How does Arm support work?
As a first step, modify your
.travis.yml file by adding the arch key.
arch: - amd64 - arm64
Using these two
arch: keys will trigger a build matrix composed by a set of jobs with amd64 and arm64 based OS images. Please keep in mind, that for matrix.include only single key: value is valid, so
matrix: include: - os: linux arch: amd64 - os: linux arch: arm64
is a valid approach when you want to test a specific combination of OS and CPU. This is possible only with Linux at the moment. LXD is a Linux container daemon, see linuxcontainers.org for more information.
You can identify when your job runs on the Arm-based LXD containers by checking the hostname of the worker: lxd-arm64, for example: https://travis-ci.org/openssl/openssl/jobs/591020146#L2. See the multi-CPU docs for more details on usage.
Why LXD? Docker vs LXD
LXC, the LinuX Container runtime focuses on creating and running multiple (and isolated) Linux system containers on a single control host. Docker, as an application container, originated from LXC but grew independent from it over time and became a virtualization solution to run processes.
LXD is also based on LXC, but it allows for system containers or a ‘lightweight vm-like container’. The main difference here is LXD runs upstart/systemd like process inside the container. While you can achieve similar capability with Docker, you need to enable specific systems processes each time when a docker image is run, which adds complexity and increases execution times for CI environments.
LXD, on the other hand, gives you a “full OS” inside a container and provides VM-like semantics around system containers so it can be easily operated and managed. LXD is significantly faster thanks to it all being done through containers on Linux and it’s also very light on CPU and memory at the same time.
In the past, we used Docker containers as containers for build machines at Travis CI, or Docker in docker, yet the constraints and workarounds that had to be introduced caused inconsistent build times and a lot of confusion. So we reverted back to using Docker as an app container only, and we love it!
Given that Travis CI runs your builds and tests in virtual machines that are really close to actual production servers and LXD provides a type of containers that allows doing that a bit faster, this is why we finally picked up LXD for containerization process of Linux builds instead of Docker used in unintended ways.
Given the fast startup time and the benefits of using LXD outlined above, we are looking at expanding our usage of LXD containers for the existing build setups at Travis CI.
Stay tuned for updates as this is only the beginning of supporting multi-CPU architectures!
When you test out Arm builds in your public projects, please share your feedback with us in the community forum.

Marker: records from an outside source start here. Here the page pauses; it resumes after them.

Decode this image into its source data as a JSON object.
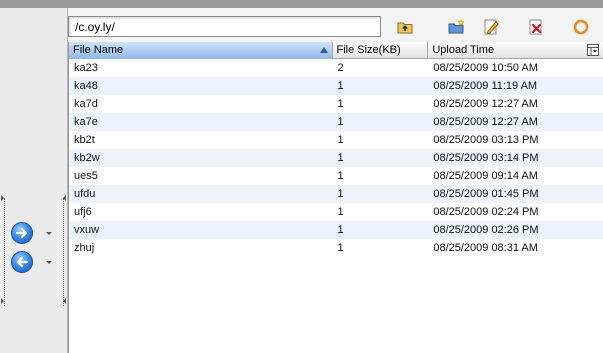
{
  "toolbar": {
    "path_value": "/c.oy.ly/",
    "buttons": [
      {
        "name": "up-folder",
        "icon": "folder-up-icon"
      },
      {
        "name": "new-folder",
        "icon": "new-folder-icon"
      },
      {
        "name": "rename",
        "icon": "edit-icon"
      },
      {
        "name": "delete",
        "icon": "delete-icon"
      },
      {
        "name": "refresh",
        "icon": "refresh-icon"
      }
    ]
  },
  "nav": {
    "forward_icon": "arrow-right-icon",
    "back_icon": "arrow-left-icon"
  },
  "table": {
    "columns": [
      "File Name",
      "File Size(KB)",
      "Upload Time"
    ],
    "sort": {
      "column": "File Name",
      "direction": "ascending"
    },
    "rows": [
      [
        "ka23",
        "2",
        "08/25/2009 10:50 AM"
      ],
      [
        "ka48",
        "1",
        "08/25/2009 11:19 AM"
      ],
      [
        "ka7d",
        "1",
        "08/25/2009 12:27 AM"
      ],
      [
        "ka7e",
        "1",
        "08/25/2009 12:27 AM"
      ],
      [
        "kb2t",
        "1",
        "08/25/2009 03:13 PM"
      ],
      [
        "kb2w",
        "1",
        "08/25/2009 03:14 PM"
      ],
      [
        "ues5",
        "1",
        "08/25/2009 09:14 AM"
      ],
      [
        "ufdu",
        "1",
        "08/25/2009 01:45 PM"
      ],
      [
        "ufj6",
        "1",
        "08/25/2009 02:24 PM"
      ],
      [
        "vxuw",
        "1",
        "08/25/2009 02:26 PM"
      ],
      [
        "zhuj",
        "1",
        "08/25/2009 08:31 AM"
      ]
    ]
  },
  "colors": {
    "accent": "#3a8ce8",
    "sorted_header": "#8fb7ea",
    "row_stripe": "#edf3fd"
  }
}
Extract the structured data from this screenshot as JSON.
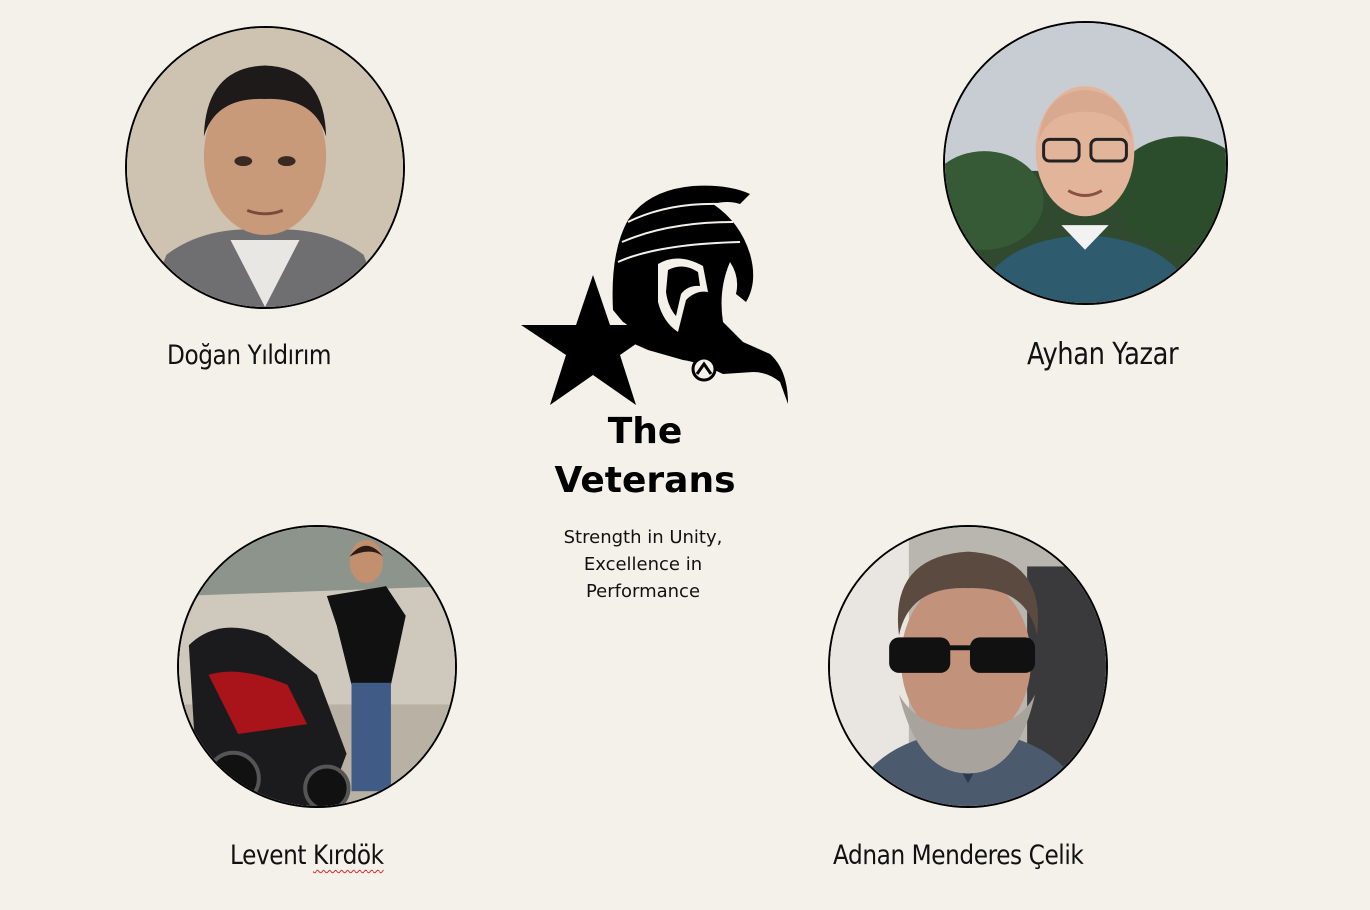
{
  "members": [
    {
      "name": "Doğan Yıldırım"
    },
    {
      "name": "Ayhan Yazar"
    },
    {
      "name": "Levent",
      "surname": "Kırdök"
    },
    {
      "name": "Adnan Menderes Çelik"
    }
  ],
  "team": {
    "title_line1": "The",
    "title_line2": "Veterans",
    "tagline": "Strength in Unity, Excellence in Performance"
  },
  "colors": {
    "background": "#f4f1ea",
    "outline": "#000000",
    "text": "#111111"
  },
  "icons": {
    "logo": "spartan-helmet-icon",
    "star": "star-icon"
  }
}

We’re looking forward to hearing about your experience with multi-CPU architecture support of your builds!